▶ _PROBLEM DESCRIPTION_: Although the entries contain pictures, the copy should hold only their exact text.

▶ _DATASET RECORDS_:
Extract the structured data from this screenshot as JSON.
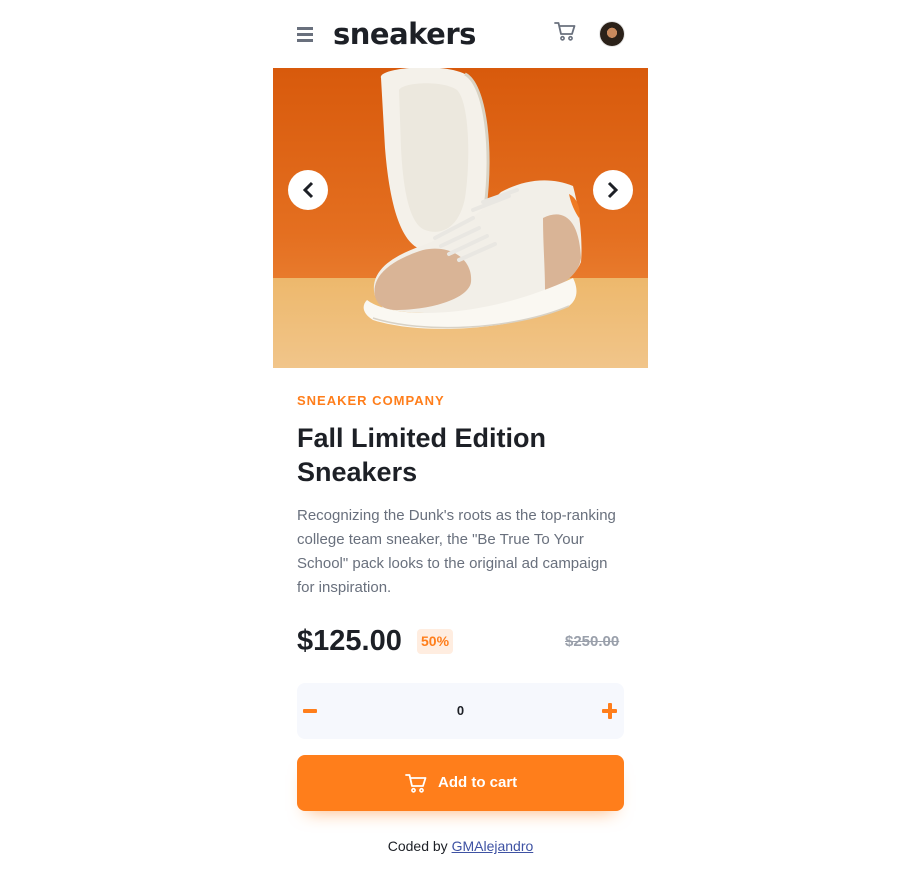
{
  "header": {
    "logo": "sneakers",
    "menu_icon": "menu-icon",
    "cart_icon": "cart-icon",
    "avatar_icon": "avatar"
  },
  "gallery": {
    "prev_icon": "chevron-left-icon",
    "next_icon": "chevron-right-icon"
  },
  "product": {
    "company": "SNEAKER COMPANY",
    "title": "Fall Limited Edition Sneakers",
    "description": "Recognizing the Dunk's roots as the top-ranking college team sneaker, the \"Be True To Your School\" pack looks to the original ad campaign for inspiration.",
    "price": "$125.00",
    "discount": "50%",
    "original_price": "$250.00"
  },
  "quantity": {
    "value": "0",
    "minus_icon": "minus-icon",
    "plus_icon": "plus-icon"
  },
  "cart_button": {
    "label": "Add to cart",
    "icon": "cart-icon"
  },
  "footer": {
    "prefix": "Coded by",
    "author": "GMAlejandro"
  },
  "colors": {
    "accent": "#ff7e1b",
    "accent_pale": "#ffede0",
    "text_dark": "#1d2026",
    "text_muted": "#69707d",
    "qty_background": "#f6f8fd"
  }
}
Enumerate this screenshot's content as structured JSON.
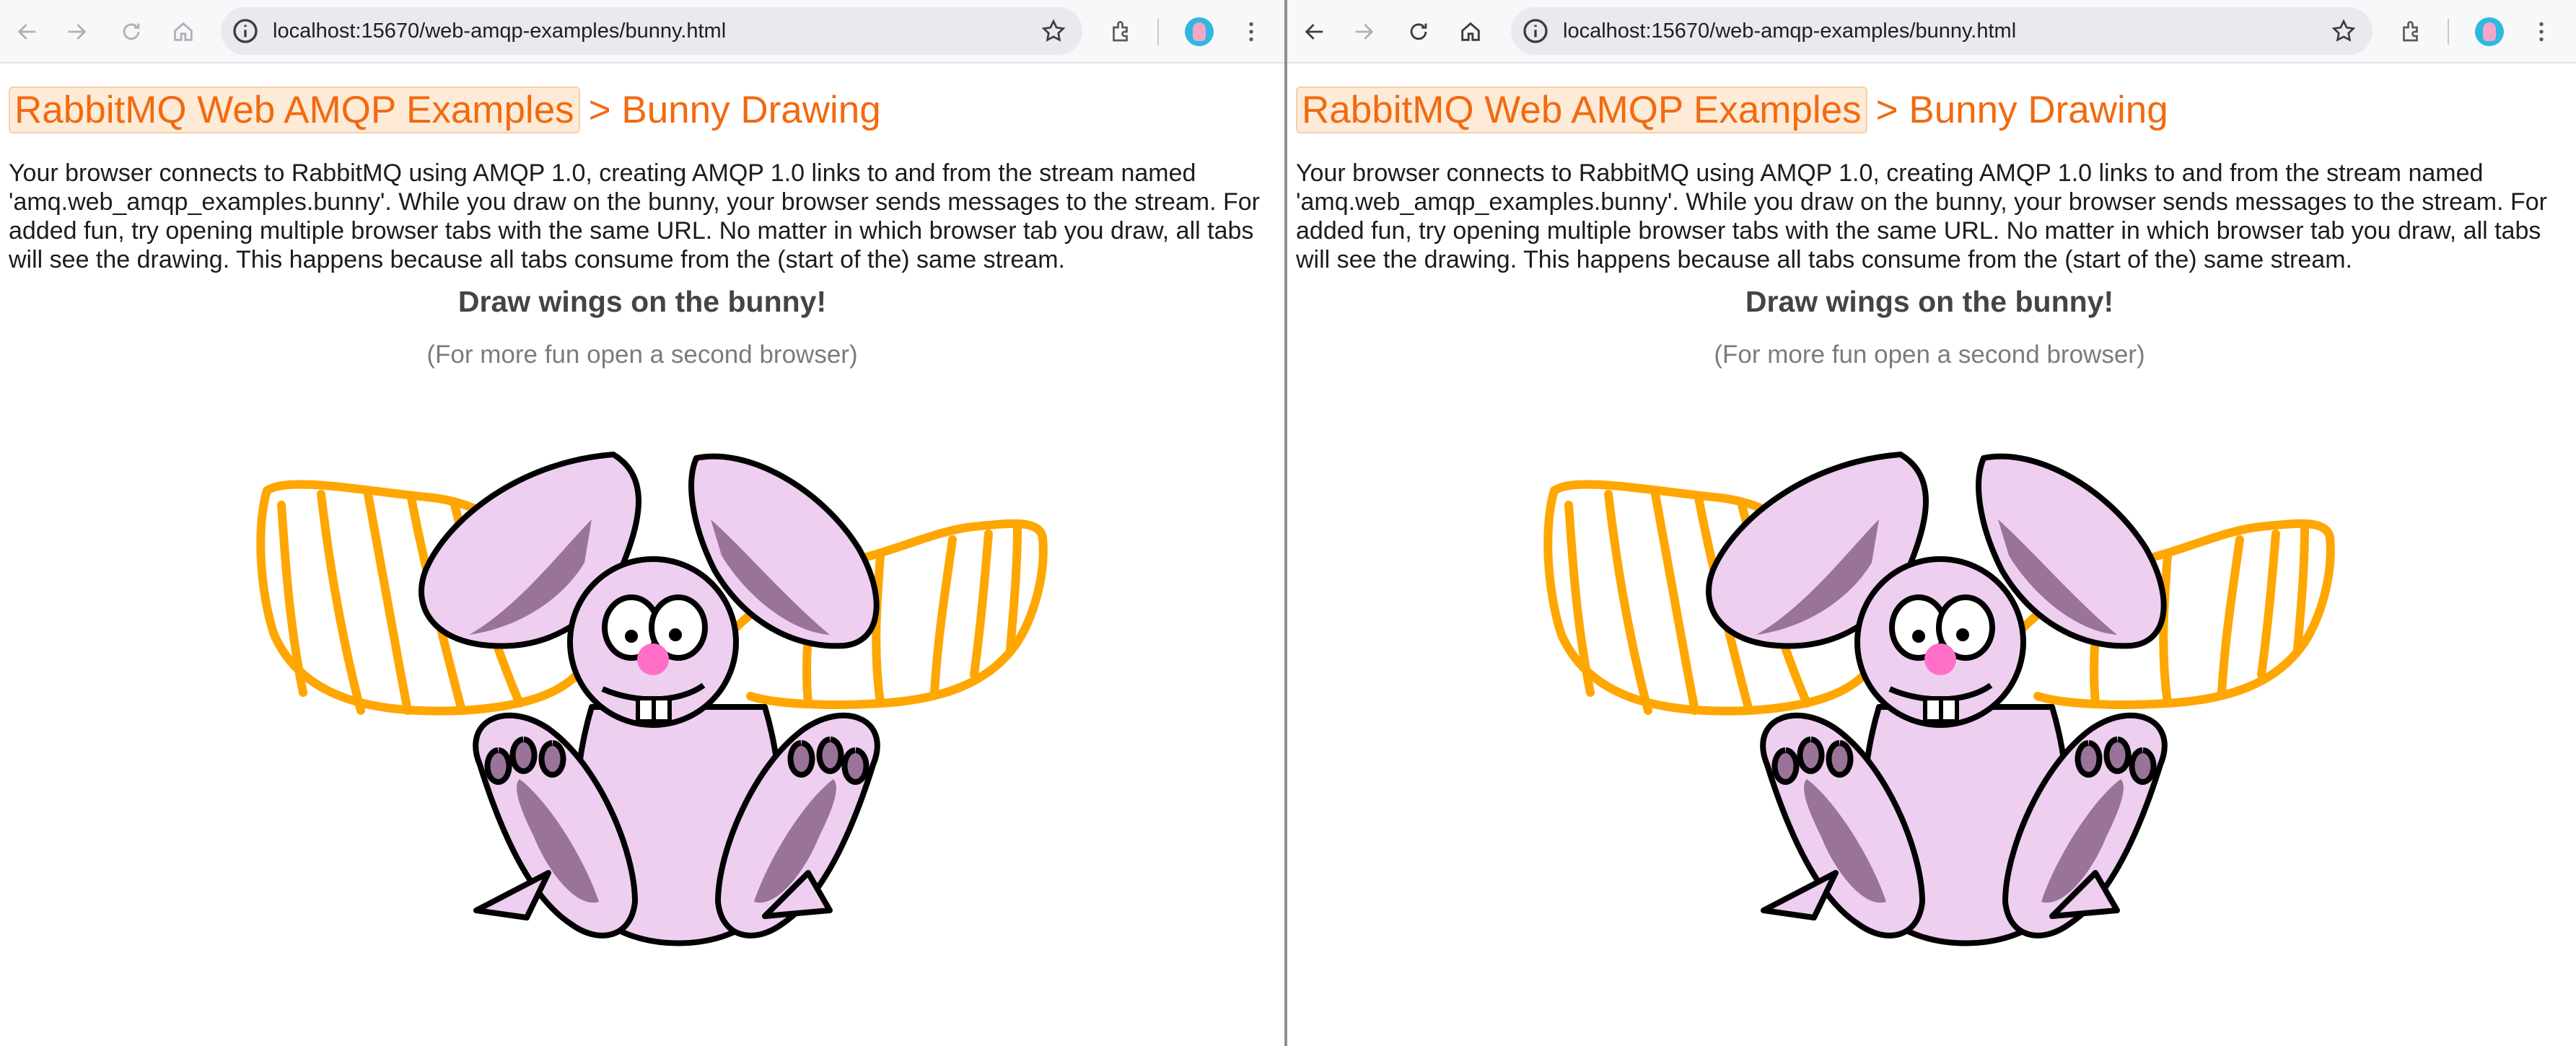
{
  "browser": {
    "url": "localhost:15670/web-amqp-examples/bunny.html",
    "avatar_color": "#2fb8e0",
    "icons": [
      "back-icon",
      "forward-icon",
      "reload-icon",
      "home-icon",
      "site-info-icon",
      "bookmark-star-icon",
      "extensions-icon",
      "menu-icon"
    ]
  },
  "page": {
    "home_link": "RabbitMQ Web AMQP Examples",
    "breadcrumb": "> Bunny Drawing",
    "intro": "Your browser connects to RabbitMQ using AMQP 1.0, creating AMQP 1.0 links to and from the stream named 'amq.web_amqp_examples.bunny'. While you draw on the bunny, your browser sends messages to the stream. For added fun, try opening multiple browser tabs with the same URL. No matter in which browser tab you draw, all tabs will see the drawing. This happens because all tabs consume from the (start of the) same stream.",
    "draw_title": "Draw wings on the bunny!",
    "draw_subtitle": "(For more fun open a second browser)"
  },
  "colors": {
    "accent": "#f26a0f",
    "wing_stroke": "#ffa600",
    "bunny_fill": "#eecff0",
    "bunny_shade": "#9a7398",
    "nose": "#ff6fc8"
  }
}
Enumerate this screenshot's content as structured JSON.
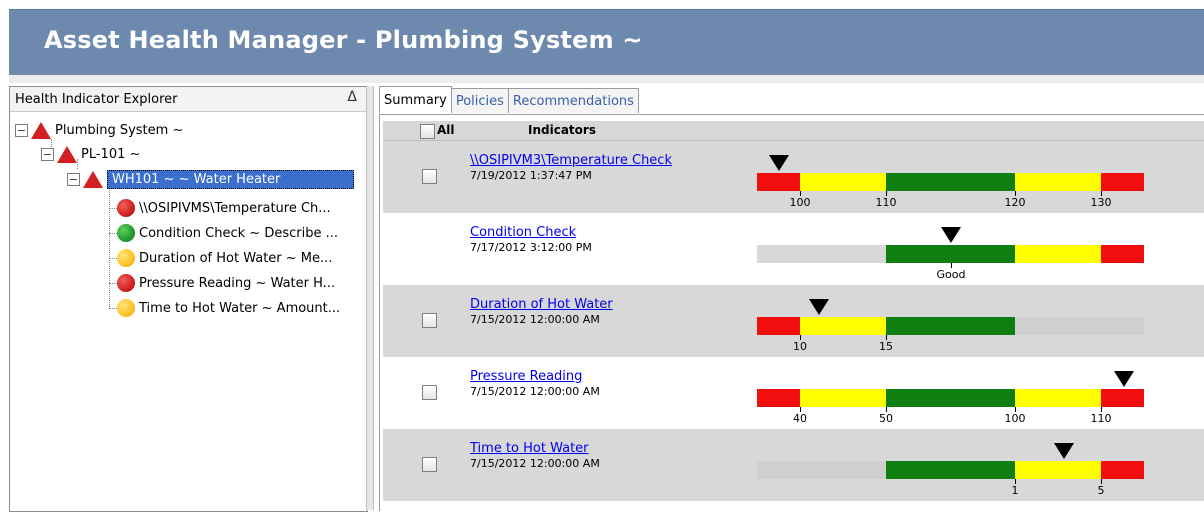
{
  "window": {
    "title": "Asset Health Manager - Plumbing System ~"
  },
  "explorer": {
    "header": "Health Indicator Explorer",
    "sort_icon": "Δ",
    "nodes": [
      {
        "label": "Plumbing System ~",
        "status": "red-triangle-icon"
      },
      {
        "label": "PL-101 ~",
        "status": "red-triangle-icon"
      },
      {
        "label": "WH101 ~  ~ Water Heater",
        "status": "red-triangle-icon",
        "selected": true
      },
      {
        "label": "\\\\OSIPIVMS\\Temperature Ch...",
        "status": "red-circle-icon"
      },
      {
        "label": "Condition Check ~ Describe ...",
        "status": "green-circle-icon"
      },
      {
        "label": "Duration of Hot Water ~ Me...",
        "status": "yellow-circle-icon"
      },
      {
        "label": "Pressure Reading ~ Water H...",
        "status": "red-circle-icon"
      },
      {
        "label": "Time to Hot Water ~ Amount...",
        "status": "yellow-circle-icon"
      }
    ]
  },
  "tabs": [
    {
      "label": "Summary",
      "active": true
    },
    {
      "label": "Policies",
      "active": false
    },
    {
      "label": "Recommendations",
      "active": false
    }
  ],
  "grid": {
    "all_label": "All",
    "indicators_label": "Indicators",
    "rows": [
      {
        "name": "\\\\OSIPIVM3\\Temperature Check",
        "date": "7/19/2012 1:37:47 PM",
        "has_checkbox": true,
        "segments": [
          "red",
          "yellow",
          "green",
          "yellow",
          "red"
        ],
        "ticks": [
          "100",
          "110",
          "120",
          "130"
        ],
        "marker": "on red segment, left"
      },
      {
        "name": "Condition Check",
        "date": "7/17/2012 3:12:00 PM",
        "has_checkbox": false,
        "segments": [
          "gray",
          "green",
          "yellow",
          "red"
        ],
        "ticks": [
          "Good"
        ],
        "marker": "on green segment at Good"
      },
      {
        "name": "Duration of Hot Water",
        "date": "7/15/2012 12:00:00 AM",
        "has_checkbox": true,
        "segments": [
          "red",
          "yellow",
          "green",
          "gray"
        ],
        "ticks": [
          "10",
          "15"
        ],
        "marker": "on yellow segment near 10"
      },
      {
        "name": "Pressure Reading",
        "date": "7/15/2012 12:00:00 AM",
        "has_checkbox": true,
        "segments": [
          "red",
          "yellow",
          "green",
          "yellow",
          "red"
        ],
        "ticks": [
          "40",
          "50",
          "100",
          "110"
        ],
        "marker": "on red segment, right"
      },
      {
        "name": "Time to Hot Water",
        "date": "7/15/2012 12:00:00 AM",
        "has_checkbox": true,
        "segments": [
          "gray",
          "green",
          "yellow",
          "red"
        ],
        "ticks": [
          "1",
          "5"
        ],
        "marker": "on yellow segment between 1 and 5"
      }
    ]
  },
  "colors": {
    "title_bar": "#6d89ad",
    "red": "#f20e0e",
    "yellow": "#ffff00",
    "green": "#0f7d0f",
    "gray": "#d8d8d8",
    "link": "#0000ee",
    "selection": "#3a6fce"
  }
}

▶ _WRITTEN REPLY_:
Extract the structured data from this screenshot as JSON.
{
  "header": {
    "logo": "sneakers",
    "menu_icon": "menu-icon",
    "cart_icon": "cart-icon",
    "avatar_icon": "avatar"
  },
  "gallery": {
    "prev_icon": "chevron-left-icon",
    "next_icon": "chevron-right-icon"
  },
  "product": {
    "company": "SNEAKER COMPANY",
    "title": "Fall Limited Edition Sneakers",
    "description": "Recognizing the Dunk's roots as the top-ranking college team sneaker, the \"Be True To Your School\" pack looks to the original ad campaign for inspiration.",
    "price": "$125.00",
    "discount": "50%",
    "original_price": "$250.00"
  },
  "quantity": {
    "value": "0",
    "minus_icon": "minus-icon",
    "plus_icon": "plus-icon"
  },
  "cart_button": {
    "label": "Add to cart",
    "icon": "cart-icon"
  },
  "footer": {
    "prefix": "Coded by",
    "author": "GMAlejandro"
  },
  "colors": {
    "accent": "#ff7e1b",
    "accent_pale": "#ffede0",
    "text_dark": "#1d2026",
    "text_muted": "#69707d",
    "qty_background": "#f6f8fd"
  }
}
Enumerate this screenshot's content as structured JSON.
{
  "browser": {
    "url": "localhost:15670/web-amqp-examples/bunny.html",
    "avatar_color": "#2fb8e0",
    "icons": [
      "back-icon",
      "forward-icon",
      "reload-icon",
      "home-icon",
      "site-info-icon",
      "bookmark-star-icon",
      "extensions-icon",
      "menu-icon"
    ]
  },
  "page": {
    "home_link": "RabbitMQ Web AMQP Examples",
    "breadcrumb": "> Bunny Drawing",
    "intro": "Your browser connects to RabbitMQ using AMQP 1.0, creating AMQP 1.0 links to and from the stream named 'amq.web_amqp_examples.bunny'. While you draw on the bunny, your browser sends messages to the stream. For added fun, try opening multiple browser tabs with the same URL. No matter in which browser tab you draw, all tabs will see the drawing. This happens because all tabs consume from the (start of the) same stream.",
    "draw_title": "Draw wings on the bunny!",
    "draw_subtitle": "(For more fun open a second browser)"
  },
  "colors": {
    "accent": "#f26a0f",
    "wing_stroke": "#ffa600",
    "bunny_fill": "#eecff0",
    "bunny_shade": "#9a7398",
    "nose": "#ff6fc8"
  }
}
Enumerate this screenshot's content as structured JSON.
{
  "window": {
    "title": "Asset Health Manager - Plumbing System ~"
  },
  "explorer": {
    "header": "Health Indicator Explorer",
    "sort_icon": "Δ",
    "nodes": [
      {
        "label": "Plumbing System ~",
        "status": "red-triangle-icon"
      },
      {
        "label": "PL-101 ~",
        "status": "red-triangle-icon"
      },
      {
        "label": "WH101 ~  ~ Water Heater",
        "status": "red-triangle-icon",
        "selected": true
      },
      {
        "label": "\\\\OSIPIVMS\\Temperature Ch...",
        "status": "red-circle-icon"
      },
      {
        "label": "Condition Check ~ Describe ...",
        "status": "green-circle-icon"
      },
      {
        "label": "Duration of Hot Water ~ Me...",
        "status": "yellow-circle-icon"
      },
      {
        "label": "Pressure Reading ~ Water H...",
        "status": "red-circle-icon"
      },
      {
        "label": "Time to Hot Water ~ Amount...",
        "status": "yellow-circle-icon"
      }
    ]
  },
  "tabs": [
    {
      "label": "Summary",
      "active": true
    },
    {
      "label": "Policies",
      "active": false
    },
    {
      "label": "Recommendations",
      "active": false
    }
  ],
  "grid": {
    "all_label": "All",
    "indicators_label": "Indicators",
    "rows": [
      {
        "name": "\\\\OSIPIVM3\\Temperature Check",
        "date": "7/19/2012 1:37:47 PM",
        "has_checkbox": true,
        "segments": [
          "red",
          "yellow",
          "green",
          "yellow",
          "red"
        ],
        "ticks": [
          "100",
          "110",
          "120",
          "130"
        ],
        "marker": "on red segment, left"
      },
      {
        "name": "Condition Check",
        "date": "7/17/2012 3:12:00 PM",
        "has_checkbox": false,
        "segments": [
          "gray",
          "green",
          "yellow",
          "red"
        ],
        "ticks": [
          "Good"
        ],
        "marker": "on green segment at Good"
      },
      {
        "name": "Duration of Hot Water",
        "date": "7/15/2012 12:00:00 AM",
        "has_checkbox": true,
        "segments": [
          "red",
          "yellow",
          "green",
          "gray"
        ],
        "ticks": [
          "10",
          "15"
        ],
        "marker": "on yellow segment near 10"
      },
      {
        "name": "Pressure Reading",
        "date": "7/15/2012 12:00:00 AM",
        "has_checkbox": true,
        "segments": [
          "red",
          "yellow",
          "green",
          "yellow",
          "red"
        ],
        "ticks": [
          "40",
          "50",
          "100",
          "110"
        ],
        "marker": "on red segment, right"
      },
      {
        "name": "Time to Hot Water",
        "date": "7/15/2012 12:00:00 AM",
        "has_checkbox": true,
        "segments": [
          "gray",
          "green",
          "yellow",
          "red"
        ],
        "ticks": [
          "1",
          "5"
        ],
        "marker": "on yellow segment between 1 and 5"
      }
    ]
  },
  "colors": {
    "title_bar": "#6d89ad",
    "red": "#f20e0e",
    "yellow": "#ffff00",
    "green": "#0f7d0f",
    "gray": "#d8d8d8",
    "link": "#0000ee",
    "selection": "#3a6fce"
  }
}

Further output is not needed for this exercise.